The world mourned the death this week of Indian maestro Ravi Shankar, whose name became synonymous with the sitar. Tributes eulogized Shankar as the great connector of the East and West who’d hobnobbed with The Beatles and collaborated with violin virtuoso Yehudi Menuhin. Less has been said about the roots of the music he spent a lifetime perfecting and innovating.
Indians mourned the man they affectionately call Pandit-ji, or Teacher. I sat down with one of his disciples, 48-year-old Shubhendra Rao, a sitar star in his own right. Rao says that, forever the innovator, Shankar fundamentally changed the instrument that he introduced to the West.
The sitar is made of two large gourds set on each end of a long playing board of 19 or 20 strings. Shankar swapped one of the main melodic strings for a bass string to deepen the tone, stretching the sound from 2 half-octaves to 3 1/2.
Indian classical singer Shubha Mudgal says Shankar knew his sitar so intimately, it was like an extension of his body.
“It’s not just resonance, but a radiant resonance,” Mudgal says. “Of course there was speed, there was virtuosity, there was expression — his playing was expressive. There was very beautiful use of dynamics.”
Cornerstone Of Indian Music
Shankar composed concertos, ballads, film scores and ragas — the melodic patterns that represent specific moods, seasons and even time of day. Mudgal says they are the cornerstone of Indian classical music.
Shubhendra Rao says that, as a young man, Shankar abandoned a glamorous life in Paris to study back in India with renowned instrumentalist Allaudin Khan and begin a lifelong love affair with Indian classical music.
“From the five-star hotels of Paris and New York and Los Angeles, finally he ended up in a small room infested with snakes and mice,” Rao says. “And totally giving up everything and focusing on music.”
By the mid-1940s, Shankar was building a reputation as a composer and conductor.
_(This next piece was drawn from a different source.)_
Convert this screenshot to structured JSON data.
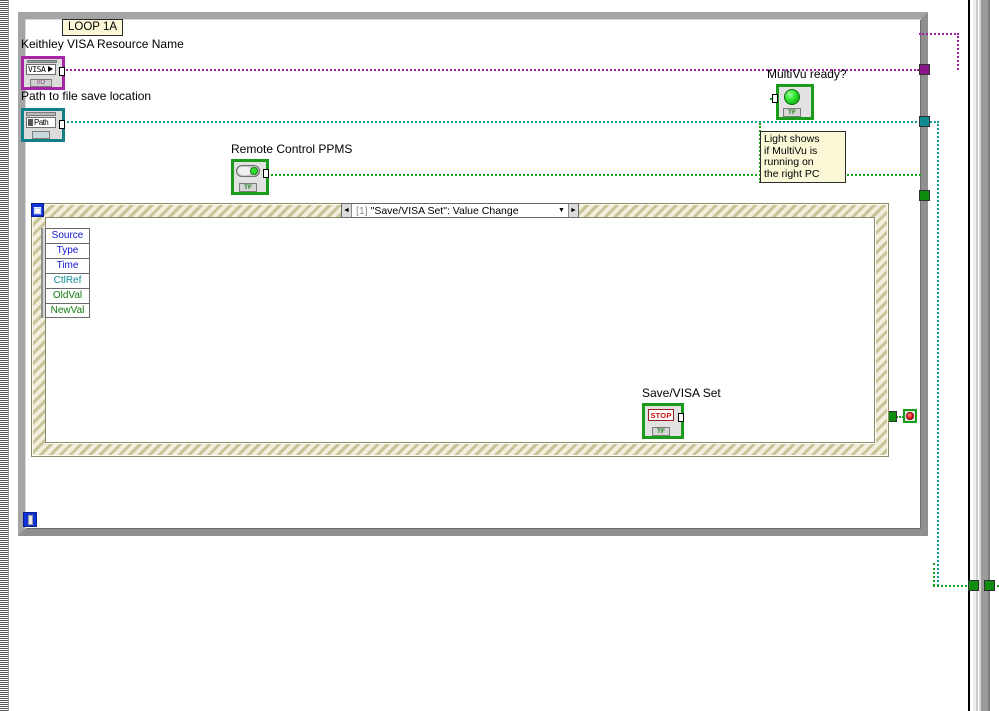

He was appointed music director of All India Radio and, Rao says, began commanding adoring audiences even then.
“Here was this handsome, handsome man — girls would just go to see him, forget hear him perform,” Rao says. “And this is all before the West. So he changed the whole approach to how an artist is perceived.”
Elevating The Music
Shankar changed the nature of performance in India, too, highlighting tabla players and percussionists who had previously sat in the shadows. He’s credited with elevating the respect and the pay that performing artists earned in India.
Rao says Shankar was simply alive to experiment. A student of the Hindustani classical music of northern India, Shankar embraced the south, as well. He played both from the Dhrupad style of temple music and Khayal, the more playful music of the court. Rao says Shankar composed one especially distinctive raga by combining two traditional ragas.
Ravi Shankar refused to fill the role of the graying doyen, performing up until his death. Rao says his teacher and musicologist was “92 going on 29.”
“He was many things put together,” Rao says. “On one side, he was spiritual. On one side, he was playful. On one side, he was a child with a great sense of humor and lived life to the fullest.”
Some critics in India accused Shankar of commercializing India’s classical music to make it more palatable to non-Indian ears. Mudgal says the Indian star collaborated with Western artists, but on his own terms. Shankar said he was not a practitioner of fusion; rather, he jealously guarded the heritage of northern Indian classical music, which he had learned as a young man.
In the radio story, sitarist Shubhendra Rao closes out the interview with a soulful song by his master and teacher. It’s difficult to conclude, upon hearing it, that Ravi Shankar’s music was anything other than a celebration of India.